I was saddened last week to learn of the passing of Dr. Helene Van Doninck, a veterinarian who ran the Cobequid Wildlife Rehabilitation Center near Truro. I knew Helene for many years and I also had the opportunity, a few years ago, to attend a presentation she gave at the Pictou library on the impact of lead on wildlife. Dr. Van Doninck became concerned when she began to see eagles and loons arriving at her clinic suffering from lead poisoning. In her presentation she presented research which showed that lead from hunting and fishing activities could have a negative impact on wildlife as well as humans. The eagles and loons she treated at the Centre were picking up lead when feeding on animals contaminated with lead bullets or on fishing gear. Her presentation on lead bullets was an eye opener for me and I promised her I would dedicate a column to it during hunting season that fall.
Lead is a heavy metal which can very toxic effects on plants, animals and the environment. In her presentation Dr. Van Doninck outlined how game shot with lead bullets can have significant amounts of lead breakup from the bullet which spreads throughout the animal. These particles may be very small and not be detected by sight or touch. Modern, high velocity bullets may break up on impact, spreading lead particles in an area of up to eighteen inches from the point of entry. In the case of deer she suggested that the meat in this area should be removed and safely discarded. This includes making sure it is not available to wildlife such as eagles which may feed on it.
Some progress has been made on this issue and the Nova Scotia Dept. of Lands and Forestry has an excellent summary in their hunting regulations booklet regarding the issue of lead ammunition and suggests ways to avoid the problem. These include using alternate bullets, such as those made of copper, or high weight controlled expansion ammunition. Another suggestion involves using slower velocity firearms, such as a shotgun or muzzle loader as there is less chance of fragmentation occurring with these lower velocity firearms. They also suggest that care be taken with shot placement to ensure fragmentation is not a problem. One comment Dr. Van Doninck made was that hunters need to make sure they sight in their rifles when switching to copper bullets as the ballistics may be different from the lead they have been using.
While the majority of hunting ammunition uses lead bullets, progress is being made in replacing it. The use of lead shot for hunting waterfowl was banned in 1999 and since 1997 it has been illegal to have lead fishing sinkers or jigs while fishing in a National Park. For a long time it was very difficult to find alternatives to lead bullets but that has changed as more and more ammunition companies begin manufacturing alternatives. As a result today there are more and more products on the market and Dr. Van Doninck had several of these alternatives at her presentation. She described an ammunition exchange program which the Halifax Wildlife Association, an affiliate of the Nova Scotia Federation of Anglers and Hunters, had organized where hunters can swap their lead for safer options. Dr. VanDoninck was a tireless crusader for wildlife and she will be dearly missed. To honour her passion and legacy donations may be made in her memory to the Cobequid Wildlife Rehabilitation Centre (www.cwrc.net.)

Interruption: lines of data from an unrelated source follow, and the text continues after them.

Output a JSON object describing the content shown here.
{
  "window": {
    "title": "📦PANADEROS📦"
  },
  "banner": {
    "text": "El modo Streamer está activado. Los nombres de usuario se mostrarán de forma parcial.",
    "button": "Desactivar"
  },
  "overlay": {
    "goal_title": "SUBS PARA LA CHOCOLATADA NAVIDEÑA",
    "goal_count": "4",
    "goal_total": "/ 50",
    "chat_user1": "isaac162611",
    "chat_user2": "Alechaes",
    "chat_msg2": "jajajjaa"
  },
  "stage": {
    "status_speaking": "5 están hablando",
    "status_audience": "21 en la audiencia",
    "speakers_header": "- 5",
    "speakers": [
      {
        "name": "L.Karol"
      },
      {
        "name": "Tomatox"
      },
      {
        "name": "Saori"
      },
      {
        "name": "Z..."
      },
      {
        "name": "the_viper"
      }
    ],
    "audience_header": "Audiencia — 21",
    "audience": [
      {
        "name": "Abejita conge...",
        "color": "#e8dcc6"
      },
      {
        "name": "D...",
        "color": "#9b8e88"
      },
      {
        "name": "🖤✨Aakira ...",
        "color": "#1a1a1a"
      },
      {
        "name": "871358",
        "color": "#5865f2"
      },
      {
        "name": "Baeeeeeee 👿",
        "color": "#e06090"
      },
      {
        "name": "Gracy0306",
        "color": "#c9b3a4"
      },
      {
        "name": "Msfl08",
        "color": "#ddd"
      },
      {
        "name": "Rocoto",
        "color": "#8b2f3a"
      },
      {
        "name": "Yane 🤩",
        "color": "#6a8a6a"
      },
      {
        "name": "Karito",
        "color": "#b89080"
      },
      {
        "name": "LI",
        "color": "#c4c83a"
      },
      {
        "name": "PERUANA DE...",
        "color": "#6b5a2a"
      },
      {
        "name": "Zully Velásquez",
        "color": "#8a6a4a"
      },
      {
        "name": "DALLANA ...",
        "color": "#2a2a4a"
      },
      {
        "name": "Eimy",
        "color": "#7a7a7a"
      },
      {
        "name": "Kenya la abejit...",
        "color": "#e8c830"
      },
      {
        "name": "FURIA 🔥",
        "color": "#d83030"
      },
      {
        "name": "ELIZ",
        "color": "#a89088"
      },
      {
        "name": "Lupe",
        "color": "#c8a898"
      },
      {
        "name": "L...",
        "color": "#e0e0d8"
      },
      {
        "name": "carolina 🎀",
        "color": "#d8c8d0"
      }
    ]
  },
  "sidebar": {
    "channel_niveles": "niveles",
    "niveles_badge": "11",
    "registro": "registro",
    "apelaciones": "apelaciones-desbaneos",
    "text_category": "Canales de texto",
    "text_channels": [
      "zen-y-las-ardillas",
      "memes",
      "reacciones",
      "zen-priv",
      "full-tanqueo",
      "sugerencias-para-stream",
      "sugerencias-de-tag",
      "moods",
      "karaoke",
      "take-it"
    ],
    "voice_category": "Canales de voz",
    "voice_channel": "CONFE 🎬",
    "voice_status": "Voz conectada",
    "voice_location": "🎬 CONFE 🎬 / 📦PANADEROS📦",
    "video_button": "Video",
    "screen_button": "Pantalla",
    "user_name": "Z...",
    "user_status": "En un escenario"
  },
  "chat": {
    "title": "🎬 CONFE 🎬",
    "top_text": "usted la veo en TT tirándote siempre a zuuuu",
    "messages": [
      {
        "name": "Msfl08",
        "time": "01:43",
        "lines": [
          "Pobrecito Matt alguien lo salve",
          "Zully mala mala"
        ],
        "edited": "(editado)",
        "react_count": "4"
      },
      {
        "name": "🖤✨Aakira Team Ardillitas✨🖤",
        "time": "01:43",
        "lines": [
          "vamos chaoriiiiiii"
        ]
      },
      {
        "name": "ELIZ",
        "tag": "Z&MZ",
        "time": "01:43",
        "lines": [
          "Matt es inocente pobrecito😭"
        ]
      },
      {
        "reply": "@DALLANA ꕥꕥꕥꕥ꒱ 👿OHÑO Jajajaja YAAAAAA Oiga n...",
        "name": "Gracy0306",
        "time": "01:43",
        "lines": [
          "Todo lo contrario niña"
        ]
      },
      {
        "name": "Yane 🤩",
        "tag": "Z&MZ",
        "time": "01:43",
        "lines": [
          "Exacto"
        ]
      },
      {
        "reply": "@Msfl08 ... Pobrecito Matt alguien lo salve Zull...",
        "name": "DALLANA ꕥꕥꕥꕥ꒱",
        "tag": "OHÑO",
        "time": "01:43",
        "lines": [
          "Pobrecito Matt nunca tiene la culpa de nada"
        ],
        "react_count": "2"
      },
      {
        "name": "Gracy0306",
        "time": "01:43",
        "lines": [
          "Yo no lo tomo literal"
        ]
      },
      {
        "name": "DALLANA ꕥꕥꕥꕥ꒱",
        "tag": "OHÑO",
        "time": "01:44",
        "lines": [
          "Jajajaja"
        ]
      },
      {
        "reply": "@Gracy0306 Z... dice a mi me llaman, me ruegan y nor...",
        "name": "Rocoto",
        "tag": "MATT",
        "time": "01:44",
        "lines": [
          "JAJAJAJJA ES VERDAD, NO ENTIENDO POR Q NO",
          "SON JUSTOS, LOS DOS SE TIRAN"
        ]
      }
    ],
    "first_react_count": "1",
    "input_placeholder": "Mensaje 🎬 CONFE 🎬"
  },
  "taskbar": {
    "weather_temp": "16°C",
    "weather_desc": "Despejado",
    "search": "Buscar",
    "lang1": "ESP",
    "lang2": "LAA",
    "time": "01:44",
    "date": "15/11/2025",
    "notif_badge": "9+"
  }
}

Something else you can do to continue her important work is make an effort to get the lead out of your fishing tackle, as well as your ammunition if you hunt, and replace it with more environmentally friendly and healthy alternatives. The eagles, loons, and Helene, will thank you.
-Don MacLean is an outdoor writer and biologist who lives in Pictou County.